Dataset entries
..........

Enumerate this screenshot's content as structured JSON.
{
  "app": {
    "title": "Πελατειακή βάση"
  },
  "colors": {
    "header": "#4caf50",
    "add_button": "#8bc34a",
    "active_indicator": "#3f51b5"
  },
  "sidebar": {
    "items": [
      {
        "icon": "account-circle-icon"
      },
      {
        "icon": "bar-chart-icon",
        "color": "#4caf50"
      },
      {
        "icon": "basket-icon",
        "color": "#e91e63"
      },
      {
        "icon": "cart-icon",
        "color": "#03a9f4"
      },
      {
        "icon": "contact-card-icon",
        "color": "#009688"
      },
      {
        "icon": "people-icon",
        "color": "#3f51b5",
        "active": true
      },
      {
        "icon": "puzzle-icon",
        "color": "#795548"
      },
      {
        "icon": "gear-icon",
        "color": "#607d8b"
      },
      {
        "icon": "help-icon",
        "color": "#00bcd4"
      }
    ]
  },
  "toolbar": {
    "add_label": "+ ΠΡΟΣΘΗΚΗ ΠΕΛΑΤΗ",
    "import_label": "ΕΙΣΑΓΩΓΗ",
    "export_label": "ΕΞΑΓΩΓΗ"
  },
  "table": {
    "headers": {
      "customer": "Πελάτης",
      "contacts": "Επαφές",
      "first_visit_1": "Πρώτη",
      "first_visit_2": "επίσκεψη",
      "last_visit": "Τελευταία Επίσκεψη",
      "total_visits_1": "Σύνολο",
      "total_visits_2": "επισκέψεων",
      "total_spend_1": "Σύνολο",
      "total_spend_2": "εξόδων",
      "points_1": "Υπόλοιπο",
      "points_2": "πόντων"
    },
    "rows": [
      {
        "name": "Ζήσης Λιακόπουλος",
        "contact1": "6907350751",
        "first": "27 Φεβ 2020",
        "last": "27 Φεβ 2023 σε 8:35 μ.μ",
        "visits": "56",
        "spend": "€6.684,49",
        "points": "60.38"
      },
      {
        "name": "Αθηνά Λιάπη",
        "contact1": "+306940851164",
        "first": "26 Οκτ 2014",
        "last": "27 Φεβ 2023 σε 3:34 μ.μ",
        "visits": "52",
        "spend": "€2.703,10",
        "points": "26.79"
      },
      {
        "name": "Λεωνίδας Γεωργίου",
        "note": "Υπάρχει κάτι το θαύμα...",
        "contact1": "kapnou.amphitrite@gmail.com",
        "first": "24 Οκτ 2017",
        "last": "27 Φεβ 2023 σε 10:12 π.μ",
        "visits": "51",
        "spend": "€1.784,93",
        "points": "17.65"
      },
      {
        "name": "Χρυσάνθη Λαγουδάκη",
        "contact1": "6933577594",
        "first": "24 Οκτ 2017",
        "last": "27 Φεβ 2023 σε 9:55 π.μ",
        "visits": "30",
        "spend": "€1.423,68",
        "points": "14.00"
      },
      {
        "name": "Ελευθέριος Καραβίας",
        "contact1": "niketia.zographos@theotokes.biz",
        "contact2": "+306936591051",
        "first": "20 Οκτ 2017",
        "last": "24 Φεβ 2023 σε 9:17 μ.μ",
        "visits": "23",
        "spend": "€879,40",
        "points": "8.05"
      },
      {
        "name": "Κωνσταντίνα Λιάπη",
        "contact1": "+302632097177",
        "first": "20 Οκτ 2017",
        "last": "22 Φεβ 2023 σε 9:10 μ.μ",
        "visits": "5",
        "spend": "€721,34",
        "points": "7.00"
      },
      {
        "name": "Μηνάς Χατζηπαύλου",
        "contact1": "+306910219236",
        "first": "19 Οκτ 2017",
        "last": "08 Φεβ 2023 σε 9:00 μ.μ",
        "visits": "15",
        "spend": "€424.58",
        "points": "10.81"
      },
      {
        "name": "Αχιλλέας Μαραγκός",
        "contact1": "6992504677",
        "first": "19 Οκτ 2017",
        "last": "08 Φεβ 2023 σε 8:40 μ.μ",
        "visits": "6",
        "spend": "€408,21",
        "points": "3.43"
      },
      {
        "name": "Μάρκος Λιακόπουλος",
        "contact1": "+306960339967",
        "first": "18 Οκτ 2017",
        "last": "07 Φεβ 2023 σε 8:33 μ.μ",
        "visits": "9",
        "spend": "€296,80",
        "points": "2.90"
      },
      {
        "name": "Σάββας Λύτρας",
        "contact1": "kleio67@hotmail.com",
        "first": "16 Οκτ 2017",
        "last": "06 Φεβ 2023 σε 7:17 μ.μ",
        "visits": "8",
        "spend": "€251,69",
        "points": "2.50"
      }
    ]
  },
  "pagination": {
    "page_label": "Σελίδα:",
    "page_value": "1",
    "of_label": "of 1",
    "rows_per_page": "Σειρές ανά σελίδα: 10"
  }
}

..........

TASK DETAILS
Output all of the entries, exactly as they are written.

YOUR SOLUTION
Enumerate this screenshot's content as structured JSON.
{
  "app": {
    "title": "Πελατειακή βάση"
  },
  "colors": {
    "header": "#4caf50",
    "add_button": "#8bc34a",
    "active_indicator": "#3f51b5"
  },
  "sidebar": {
    "items": [
      {
        "icon": "account-circle-icon"
      },
      {
        "icon": "bar-chart-icon",
        "color": "#4caf50"
      },
      {
        "icon": "basket-icon",
        "color": "#e91e63"
      },
      {
        "icon": "cart-icon",
        "color": "#03a9f4"
      },
      {
        "icon": "contact-card-icon",
        "color": "#009688"
      },
      {
        "icon": "people-icon",
        "color": "#3f51b5",
        "active": true
      },
      {
        "icon": "puzzle-icon",
        "color": "#795548"
      },
      {
        "icon": "gear-icon",
        "color": "#607d8b"
      },
      {
        "icon": "help-icon",
        "color": "#00bcd4"
      }
    ]
  },
  "toolbar": {
    "add_label": "+ ΠΡΟΣΘΗΚΗ ΠΕΛΑΤΗ",
    "import_label": "ΕΙΣΑΓΩΓΗ",
    "export_label": "ΕΞΑΓΩΓΗ"
  },
  "table": {
    "headers": {
      "customer": "Πελάτης",
      "contacts": "Επαφές",
      "first_visit_1": "Πρώτη",
      "first_visit_2": "επίσκεψη",
      "last_visit": "Τελευταία Επίσκεψη",
      "total_visits_1": "Σύνολο",
      "total_visits_2": "επισκέψεων",
      "total_spend_1": "Σύνολο",
      "total_spend_2": "εξόδων",
      "points_1": "Υπόλοιπο",
      "points_2": "πόντων"
    },
    "rows": [
      {
        "name": "Ζήσης Λιακόπουλος",
        "contact1": "6907350751",
        "first": "27 Φεβ 2020",
        "last": "27 Φεβ 2023 σε 8:35 μ.μ",
        "visits": "56",
        "spend": "€6.684,49",
        "points": "60.38"
      },
      {
        "name": "Αθηνά Λιάπη",
        "contact1": "+306940851164",
        "first": "26 Οκτ 2014",
        "last": "27 Φεβ 2023 σε 3:34 μ.μ",
        "visits": "52",
        "spend": "€2.703,10",
        "points": "26.79"
      },
      {
        "name": "Λεωνίδας Γεωργίου",
        "note": "Υπάρχει κάτι το θαύμα...",
        "contact1": "kapnou.amphitrite@gmail.com",
        "first": "24 Οκτ 2017",
        "last": "27 Φεβ 2023 σε 10:12 π.μ",
        "visits": "51",
        "spend": "€1.784,93",
        "points": "17.65"
      },
      {
        "name": "Χρυσάνθη Λαγουδάκη",
        "contact1": "6933577594",
        "first": "24 Οκτ 2017",
        "last": "27 Φεβ 2023 σε 9:55 π.μ",
        "visits": "30",
        "spend": "€1.423,68",
        "points": "14.00"
      },
      {
        "name": "Ελευθέριος Καραβίας",
        "contact1": "niketia.zographos@theotokes.biz",
        "contact2": "+306936591051",
        "first": "20 Οκτ 2017",
        "last": "24 Φεβ 2023 σε 9:17 μ.μ",
        "visits": "23",
        "spend": "€879,40",
        "points": "8.05"
      },
      {
        "name": "Κωνσταντίνα Λιάπη",
        "contact1": "+302632097177",
        "first": "20 Οκτ 2017",
        "last": "22 Φεβ 2023 σε 9:10 μ.μ",
        "visits": "5",
        "spend": "€721,34",
        "points": "7.00"
      },
      {
        "name": "Μηνάς Χατζηπαύλου",
        "contact1": "+306910219236",
        "first": "19 Οκτ 2017",
        "last": "08 Φεβ 2023 σε 9:00 μ.μ",
        "visits": "15",
        "spend": "€424.58",
        "points": "10.81"
      },
      {
        "name": "Αχιλλέας Μαραγκός",
        "contact1": "6992504677",
        "first": "19 Οκτ 2017",
        "last": "08 Φεβ 2023 σε 8:40 μ.μ",
        "visits": "6",
        "spend": "€408,21",
        "points": "3.43"
      },
      {
        "name": "Μάρκος Λιακόπουλος",
        "contact1": "+306960339967",
        "first": "18 Οκτ 2017",
        "last": "07 Φεβ 2023 σε 8:33 μ.μ",
        "visits": "9",
        "spend": "€296,80",
        "points": "2.90"
      },
      {
        "name": "Σάββας Λύτρας",
        "contact1": "kleio67@hotmail.com",
        "first": "16 Οκτ 2017",
        "last": "06 Φεβ 2023 σε 7:17 μ.μ",
        "visits": "8",
        "spend": "€251,69",
        "points": "2.50"
      }
    ]
  },
  "pagination": {
    "page_label": "Σελίδα:",
    "page_value": "1",
    "of_label": "of 1",
    "rows_per_page": "Σειρές ανά σελίδα: 10"
  }
}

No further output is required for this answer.